With Timeline, the activity of explicit participation is transformed into the passivity of frictionless sharing. Facebook’s algorithms monitor members’ activities and post them automatically to the Facebook Ticker window. Instead of merely mining a member’s data, however, Timeline allows Facebook to begin controlling what kinds of information spread, what will be encountered and what will be shared. The possibilities for contestation are clear and I discuss the battle over intensities with reference to the non-subjective autonomy of affect, as proposed by Brian Massumi (2002). Rather than reducing affect to subjective emotions, I conceptualize it as transmitted between and among both human and non-human bodies (Bennett 2010).
Bennett, Jane. Vibrant Matter. A Political Ecology of Things . Durham and London: Duke University Press, 2010.
Dijck, José van. “Users like you? Theorizing agency in user-generated content.” Media, Culture & Society 31, no. 1 (2009): 41-58.
Massumi, Brian. “Notes on the Translation and Acknowledgments .” In A Thousdand Plateus , Gilles Deleuze and Guattari Félix, xvii-xx. London, New York: Continuum , 2004.
- - Parables for the Virtual. Movement, Affect, Sensation . Durham & London: Duke University Press, 2002.
Schäfer, Mirko Tobias. Bastard Culture: How User Participation Transforms Cultural Production . Amsterdam: Amsterdam University Press, 2011.
According to recent news Facebook is going to include deactived accounts in total friend count. Webpronews.com says that Facebook has given a statement where they explain this with the possibility to “prevent any possible security risk posed by temporarily deactivated friends.” When deactived accounts are showing, users will be able to defriend them if willing.
When you click on the image of a deactived friend from your friend list a following notification appears: “This account has been deactivated. Only you can see N.N. on your friends list. You have the option to unfriend N.N.”

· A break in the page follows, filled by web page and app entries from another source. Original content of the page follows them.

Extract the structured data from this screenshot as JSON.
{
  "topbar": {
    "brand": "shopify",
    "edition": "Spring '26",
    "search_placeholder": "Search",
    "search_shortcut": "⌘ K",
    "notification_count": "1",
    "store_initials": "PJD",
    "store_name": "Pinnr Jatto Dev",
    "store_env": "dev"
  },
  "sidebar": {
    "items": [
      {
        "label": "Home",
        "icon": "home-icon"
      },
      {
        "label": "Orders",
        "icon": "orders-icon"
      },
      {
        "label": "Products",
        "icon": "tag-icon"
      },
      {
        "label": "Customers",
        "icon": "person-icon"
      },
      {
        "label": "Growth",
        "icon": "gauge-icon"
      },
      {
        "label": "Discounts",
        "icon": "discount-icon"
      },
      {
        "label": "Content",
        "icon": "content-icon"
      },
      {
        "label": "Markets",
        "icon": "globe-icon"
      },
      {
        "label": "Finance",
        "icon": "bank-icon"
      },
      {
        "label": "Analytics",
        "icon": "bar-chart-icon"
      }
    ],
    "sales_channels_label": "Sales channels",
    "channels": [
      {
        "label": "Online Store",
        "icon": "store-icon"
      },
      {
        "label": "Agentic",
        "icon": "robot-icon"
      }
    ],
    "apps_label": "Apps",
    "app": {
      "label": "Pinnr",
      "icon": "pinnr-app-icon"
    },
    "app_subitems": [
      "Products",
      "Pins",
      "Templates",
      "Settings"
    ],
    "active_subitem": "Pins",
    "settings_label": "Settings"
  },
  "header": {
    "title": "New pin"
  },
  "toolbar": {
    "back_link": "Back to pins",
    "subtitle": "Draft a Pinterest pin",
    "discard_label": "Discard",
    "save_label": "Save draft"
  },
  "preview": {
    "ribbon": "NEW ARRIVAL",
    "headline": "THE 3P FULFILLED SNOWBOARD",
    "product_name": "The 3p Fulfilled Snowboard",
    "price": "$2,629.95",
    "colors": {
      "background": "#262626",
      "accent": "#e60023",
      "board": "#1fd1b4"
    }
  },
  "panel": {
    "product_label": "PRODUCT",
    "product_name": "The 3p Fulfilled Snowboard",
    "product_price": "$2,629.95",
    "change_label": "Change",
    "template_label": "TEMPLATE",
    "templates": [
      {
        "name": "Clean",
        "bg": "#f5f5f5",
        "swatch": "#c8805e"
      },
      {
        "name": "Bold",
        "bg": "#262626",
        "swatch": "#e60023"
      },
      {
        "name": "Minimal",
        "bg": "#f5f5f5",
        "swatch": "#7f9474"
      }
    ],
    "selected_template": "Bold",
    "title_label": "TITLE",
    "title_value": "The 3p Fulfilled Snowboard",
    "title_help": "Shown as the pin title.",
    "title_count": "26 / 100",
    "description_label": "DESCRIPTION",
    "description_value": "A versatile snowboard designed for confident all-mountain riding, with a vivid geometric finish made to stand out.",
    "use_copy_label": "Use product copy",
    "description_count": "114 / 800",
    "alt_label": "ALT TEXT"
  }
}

Now Facebook’s explanation is definitely plausible. Deactivated accounts are vague points existing on the verge of actual and virtual; any deactivated point can be reactivated (and hence as Facebook suggest create for example a security threat).
However, for me, the problem of deactived accounts showing on the friend count imply another transformation regarding the role of the user in social media that needs to be problematized. Indeed, the question is, what do these passive ‘users’ tell us about social media and participatory culture since they do not participate or generate content? Might they actually indicate a somewhat bigger change in how user is understood and defined within social media?
Symantec in association with Facebook released an interesting document of scams and spams on Facebook. New methods of phishing, clickjacking and share-baiting emerge constantly. What interests me theoretically is, what do these actions of mischief tell us about the user experience of Facebook on a level that exceeds the good and the bad. Is not the whole environment created for clickjacking and share-baiting? Likes, recommendations, comments are technologies of affection and contagion – the two central elements of using Facebook. Hence I recommend that the report should be read together with “Towards Evil Media Studies” by Matthew Fuller and Andrew Goffey.
The Nonhuman Turn conference in Milwaukee Wisconsin 3-5, May had an impressive assemblage of plenary speakers. The video recordings of the presentations by Massumi, Manning, Chun, Shaviro, Hansen, Morton and Bennet are archived at the C21@UWM USTREAM channel. Check them out here http://www.ustream.tv/channel/c21-uwm/videos
My favorite? I think Wendy Chun’s presentation was fantastic.